HOME FOR CHRISTMAS
By AZARD ALI Saturday, December 21 2013
AFTER a life on the streets, then days at the Youth Training Centre (YTC) after police held him for stealing a cellphone, a 15-year-old boy’s Christmas wish is coming true. He is going to have a home, after a San Fernando magistrate yesterday sent him to live with his aunt.
Magistrate Lisa Ramsumair-Hinds chose the aunt who attended the San Fernando Magistrates’ Court yesterday along with the boy’s mother.
The mother, who has other children, was allowed visitation rights to her son.
The boy was escorted from YTC and stood next to his mother and aunt before Ramsumair-Hinds in the courtroom.
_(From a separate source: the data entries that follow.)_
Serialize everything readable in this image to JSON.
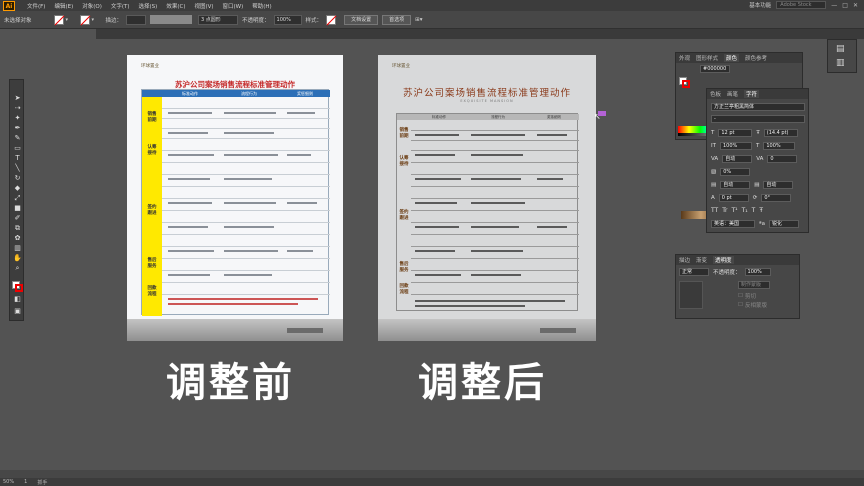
{
  "app": {
    "logo": "Ai",
    "menus": [
      "文件(F)",
      "编辑(E)",
      "对象(O)",
      "文字(T)",
      "选择(S)",
      "效果(C)",
      "视图(V)",
      "窗口(W)",
      "帮助(H)"
    ],
    "workspace": "基本功能",
    "search_placeholder": "Adobe Stock",
    "window_buttons": [
      "—",
      "□",
      "✕"
    ]
  },
  "control_bar": {
    "selection_state": "未选择对象",
    "stroke_label": "描边：",
    "brush_value": "3 点圆形",
    "opacity_label": "不透明度：",
    "opacity_value": "100%",
    "style_label": "样式：",
    "doc_setup": "文档设置",
    "preferences": "首选项"
  },
  "artboards": [
    {
      "title": "苏沪公司案场销售流程标准管理动作",
      "brand": "环球置业",
      "columns": [
        "标准动作",
        "流程行为",
        "奖惩细则"
      ],
      "sections": [
        "销售前期",
        "认筹接待",
        "签约跟进",
        "售后服务",
        "回款流程"
      ]
    },
    {
      "title": "苏沪公司案场销售流程标准管理动作",
      "subtitle": "EXQUISITE MANSION",
      "brand": "环球置业",
      "columns": [
        "标准动作",
        "流程行为",
        "奖惩细则"
      ],
      "sections": [
        "销售前期",
        "认筹接待",
        "签约跟进",
        "售后服务",
        "回款流程"
      ]
    }
  ],
  "captions": {
    "before": "调整前",
    "after": "调整后"
  },
  "panels": {
    "top_tabs": [
      "外观",
      "图形样式",
      "颜色",
      "颜色参考"
    ],
    "color_hex": "#000000",
    "char_tabs": [
      "色板",
      "画笔",
      "字符"
    ],
    "font_family": "方正兰亭粗黑简体",
    "font_style": "-",
    "font_size": "12 pt",
    "leading": "(14.4 pt)",
    "h_scale": "100%",
    "v_scale": "100%",
    "kerning": "自动",
    "tracking": "0",
    "rotate": "0%",
    "baseline": "0 pt",
    "char_rotate": "0°",
    "auto_label": "自动",
    "lang": "英语：美国",
    "aa": "锐化",
    "transparency_tabs": [
      "描边",
      "渐变",
      "透明度"
    ],
    "blend_mode": "正常",
    "opacity_label": "不透明度：",
    "opacity_value": "100%",
    "make_mask": "制作蒙版",
    "clip": "剪切",
    "invert_mask": "反相蒙版"
  },
  "status": {
    "zoom": "50%",
    "page": "1",
    "tool": "抓手"
  },
  "colors": {
    "accent_yellow": "#ffe900",
    "header_blue": "#2c6fb7",
    "title_red": "#c52b2b",
    "caption_white": "#ffffff"
  }
}
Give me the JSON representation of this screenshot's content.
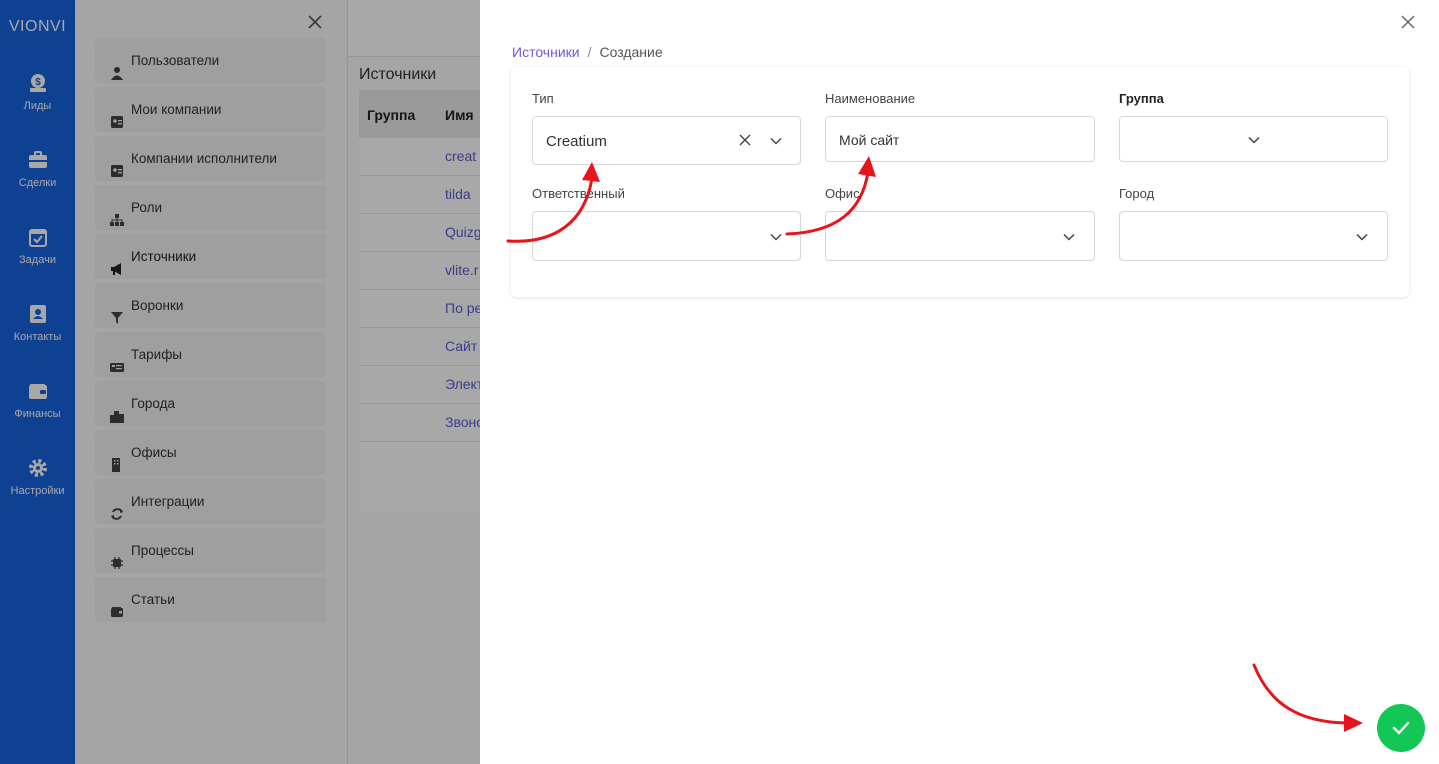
{
  "app": {
    "brand": "VIONVI"
  },
  "nav": {
    "items": [
      {
        "label": "Лиды",
        "icon": "money-bag-icon"
      },
      {
        "label": "Сделки",
        "icon": "briefcase-icon"
      },
      {
        "label": "Задачи",
        "icon": "calendar-check-icon"
      },
      {
        "label": "Контакты",
        "icon": "contact-book-icon"
      },
      {
        "label": "Финансы",
        "icon": "wallet-icon"
      },
      {
        "label": "Настройки",
        "icon": "gear-icon"
      }
    ]
  },
  "settings_menu": {
    "items": [
      {
        "label": "Пользователи",
        "icon": "user-icon"
      },
      {
        "label": "Мои компании",
        "icon": "id-card-icon"
      },
      {
        "label": "Компании исполнители",
        "icon": "id-card-icon"
      },
      {
        "label": "Роли",
        "icon": "sitemap-icon"
      },
      {
        "label": "Источники",
        "icon": "megaphone-icon",
        "active": true
      },
      {
        "label": "Воронки",
        "icon": "funnel-icon"
      },
      {
        "label": "Тарифы",
        "icon": "tariff-icon"
      },
      {
        "label": "Города",
        "icon": "city-icon"
      },
      {
        "label": "Офисы",
        "icon": "building-icon"
      },
      {
        "label": "Интеграции",
        "icon": "sync-icon"
      },
      {
        "label": "Процессы",
        "icon": "chip-icon"
      },
      {
        "label": "Статьи",
        "icon": "wallet-icon"
      }
    ]
  },
  "background_page": {
    "title": "Источники",
    "columns": [
      "Группа",
      "Имя"
    ],
    "rows": [
      "creat",
      "tilda",
      "Quizg",
      "vlite.r",
      "По ре",
      "Сайт",
      "Элект",
      "Звоно"
    ]
  },
  "drawer": {
    "breadcrumb": {
      "parent": "Источники",
      "separator": "/",
      "current": "Создание"
    },
    "fields": {
      "type": {
        "label": "Тип",
        "value": "Creatium"
      },
      "name": {
        "label": "Наименование",
        "value": "Мой сайт"
      },
      "group": {
        "label": "Группа",
        "value": ""
      },
      "responsible": {
        "label": "Ответственный",
        "value": ""
      },
      "office": {
        "label": "Офис",
        "value": ""
      },
      "city": {
        "label": "Город",
        "value": ""
      }
    }
  },
  "colors": {
    "nav": "#1763e0",
    "link": "#6a5be0",
    "submit": "#12c755",
    "annotation": "#e8141b"
  }
}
The boy’s arrest two months ago for stealing a cellphone from a disabled man in a wheelchair, seemed a blessing in disguise, because he once lived on the streets in San Fernando. He begged for money to buy food under the eaves of fast food outlets at Gulf City Shopping Complex. When on December 6 the boy first appeared before Ramsumair-Hinds, he said his mother and father were dead. He asked the magistrate to be allowed to go home with one of the policemen on guard duty in the courtroom. Forced to remand him at YTC, Ramsumair-Hinds conducted a judicial inquiry into the boy’s life and found out that his father died before he was born. He then strayed from his mother and found a life on the streets. At the next court hearing on December 12, the mother turned up in court after the magistrate sent police officers to locate her.
In its very first case since it was established last year, the Children’s Authority of Trinidad and Tobago intervened upon learning of the boy’s plight via media reports of the case, and sought to represent the boy in court on December 12. Yesterday, the Children’s Authority legal affairs manager attorney Renuka Rambhajan, who has taken charge of the boy’s case, reappeared before Ramsumair-Hinds and pleaded for the boy to go home with the aunt for Christmas.
Rambhajan said the authority has since enrolled the boy into a mentorship programme of the Ministry of National Security. A private tutor, she said, is to be assigned to the boy to teach him. The boy is to also attend a programme at the National Energy Skills Centre.
Rambhajan further announced to the court that the Chicago-based charitable oraganisation — DEHIX — run by Trinidadian Dennis Hicks has also chipped in help the boy. The organisation, she said, wants to send the boy school supplies and clothes. Ramsumair-Hinds then commended Rambhajan, a former Acting Senior State Attorney, for the Children Authority’s active pursuit of the boy’s cause, saying, “Ms Rambhajan, you have demonstrated to the nation what the Children’s Authority can do. I hope it gets the support it needs to fulfill its mandate.” Rambhajan had pointed out that the authority was still in its embryonic stage, but soon it would be fully operational as resources, including staff and offices, would see the body intervening in a wide cross-section of cases involving children, such as the homeless boy. The authority operates from an office with a small staff on Wrightson Road, Port-of-Spain.
Rambhajan said, “While the authority is not fully operational, we’re maintaining our philosophy of promoting family reintegration and support for families where feasible for the best interest of the child.”
The magistrate then asked the boy how was YTC and he replied, “Not good.” He had been detained at that institution since his arrest and yesterday, it was learnt that from November 12 since he was last remanded until yesterday, the mother, who lives in a one-bedroom house with her other children had not visited her son at YTC.
In court, the boy stood upright but held one hand behind his back and nibbled on the fingers of the other. A police officer stepped forward and touched the boy and his hands fell to his side. Rambhajan asked Ramsumair-Hinds to send the boy home with the aunt for a period, during which, she would hope that he would prove to the court that YTC is not the place he wants to be in.
Ramsumair-Hinds then lectured to the aunt about her new role, warning her that she should not expect a magical transformation of the boy’s life. The magistrate began by saying, “The best way to change the past, is to leave it behind. And don’t expect a magical turnaround, for if one is in the habit of steupsing you will not stop overnight. So you’re going home for Christmas. M’aam, you are to provide a warm, loving and family environment.”
The magistrate ordered the aunt to sign a bond of $2,000 for the boy’s release into her care. He is not, it was ordered, to leave his aunt’s house after 7 pm. She is to return with him to court on January 17. The magistrate told the court police prosecutor, Sgt Gordon Maharaj, that police officers, especially PC Nazir Mohammed with whom the boy had asked to be allowed to go home with, to pay regular visits to the aunt. It is hoped that the cops would provide the court, the magistrate added, with an unofficial status report on how he adapts to a home environment.
To the mother, Ramsumair-Hinds advised her to buy her son a gift and present it to him on Christmas Day.